A knows the two numbers are either 1 & 4 or 2 & 3, because those are the only positive integers that add to 5. So A knows his number is either 4 or 6.
B knows the two numbers are either 1 & 4 or 2 & 2, because those are the only positive integers whose product is 4. So B knows his number is either 5 or 4.
If B saw a 6, he would know that his number was either 7 (6 + 1) or 5 (2 +3).
If A saw 4, he would know that his number was 4 or 3.

So the questioning begins:

1. B is asked if he knows his number. He doesn't, so he says "no."
2. A is asked. A knows that B sees either 6, 4. Neither of those alone gives B enough information to know his number, so A says "no."
3. B is asked. B knows that if A saw a 4, A would know his own number was 3 or 4. But if A's number had been 3, then B could only be 4, and B would have answered right away in the first round. So B knows that A knows that A is not a 3. So B he knows his number is not 4, so it must be 5. "Yes! It is 5!"
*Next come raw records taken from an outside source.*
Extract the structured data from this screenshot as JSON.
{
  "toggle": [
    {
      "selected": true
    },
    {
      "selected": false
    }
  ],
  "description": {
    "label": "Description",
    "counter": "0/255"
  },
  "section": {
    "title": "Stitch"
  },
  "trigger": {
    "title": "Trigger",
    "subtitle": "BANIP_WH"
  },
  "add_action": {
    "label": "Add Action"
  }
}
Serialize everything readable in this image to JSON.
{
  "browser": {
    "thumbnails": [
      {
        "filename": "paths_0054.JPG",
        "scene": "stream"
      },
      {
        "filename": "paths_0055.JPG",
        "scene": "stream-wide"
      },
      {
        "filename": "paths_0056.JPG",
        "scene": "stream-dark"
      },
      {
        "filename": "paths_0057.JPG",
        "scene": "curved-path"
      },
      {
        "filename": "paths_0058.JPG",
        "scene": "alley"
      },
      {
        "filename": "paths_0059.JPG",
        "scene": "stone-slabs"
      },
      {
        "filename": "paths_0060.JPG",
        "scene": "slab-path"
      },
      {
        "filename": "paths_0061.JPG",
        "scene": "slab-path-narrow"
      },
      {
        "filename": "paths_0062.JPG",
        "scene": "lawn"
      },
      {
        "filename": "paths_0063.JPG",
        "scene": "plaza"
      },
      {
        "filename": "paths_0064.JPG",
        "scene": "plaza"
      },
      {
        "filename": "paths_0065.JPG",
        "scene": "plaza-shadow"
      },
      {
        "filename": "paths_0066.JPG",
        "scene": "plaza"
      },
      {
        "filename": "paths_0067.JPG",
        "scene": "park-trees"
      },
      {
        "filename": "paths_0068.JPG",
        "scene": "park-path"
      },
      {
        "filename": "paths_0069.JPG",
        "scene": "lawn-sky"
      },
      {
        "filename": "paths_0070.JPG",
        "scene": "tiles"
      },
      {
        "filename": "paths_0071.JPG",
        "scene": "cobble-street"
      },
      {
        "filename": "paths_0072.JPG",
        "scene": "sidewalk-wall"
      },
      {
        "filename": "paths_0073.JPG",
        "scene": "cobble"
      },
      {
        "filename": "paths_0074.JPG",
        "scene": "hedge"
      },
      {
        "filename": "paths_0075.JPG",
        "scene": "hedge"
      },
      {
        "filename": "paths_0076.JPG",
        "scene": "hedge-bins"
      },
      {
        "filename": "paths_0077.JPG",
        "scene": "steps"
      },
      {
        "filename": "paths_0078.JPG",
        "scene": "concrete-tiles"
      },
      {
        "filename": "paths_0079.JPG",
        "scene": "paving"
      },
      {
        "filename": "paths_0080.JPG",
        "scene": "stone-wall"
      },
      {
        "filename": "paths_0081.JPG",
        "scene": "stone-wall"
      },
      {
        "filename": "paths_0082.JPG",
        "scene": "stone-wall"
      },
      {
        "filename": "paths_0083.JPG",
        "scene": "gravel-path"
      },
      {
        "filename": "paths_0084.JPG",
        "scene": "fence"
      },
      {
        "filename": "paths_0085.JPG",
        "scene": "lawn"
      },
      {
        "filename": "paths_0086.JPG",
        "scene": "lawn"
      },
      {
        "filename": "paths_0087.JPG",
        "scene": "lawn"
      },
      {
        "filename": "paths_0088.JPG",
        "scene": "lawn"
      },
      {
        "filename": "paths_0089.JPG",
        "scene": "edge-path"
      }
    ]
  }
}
• If A saw 4, wouldn't he only know that his number must be 3 or 4? How does he for sure know it's 4. Feb 19 '16 at 17:58
• If his number was 3 (or any prime), B would necessarily know that his own was 4 (or $A+1$) since the only option for the two positive integers added or multiplied are $A$ and $1$.
– Matt
Feb 19 '16 at 18:00
• Hmm. I think I got distracted in the midst of writing my answer. I will edit it. Thank you. Feb 19 '16 at 18:00

Presuming the stipulations I mentioned in my comment above (the two integers are distinct and we cannot have the same number on both hats):

B gets it at the second question. B knows that his number is an addition of two of the factors of 4. This means the only possibilities are 4 and 5. Since we are assuming we can't have the same number on both hats, the only possibility is 5.

EDIT:

Without restrictions:

A gets on on round 3. A knows his possible numbers are 4 and 6. He passes on question #1. B knows his possibilities are 4 and 5. He does not have enough info to eliminate one, so he passes as well. Now, if A's number was 6, B would realize on round 2. In that case, B's possibilities would have been 5 and 7, and had it been 7, A would have got it on round 1 (7 is prime and only has 1 and 7 as factors. A's number could only be 8 in that case), since A did NOT, then the only choice left for B was 5. Since this was not the case, A knows his number is not 6, and therefore can only be 4.

• I'm pretty sure that one of them can figure it out even if integers and hat numbers can be the same. Feb 19 '16 at 17:26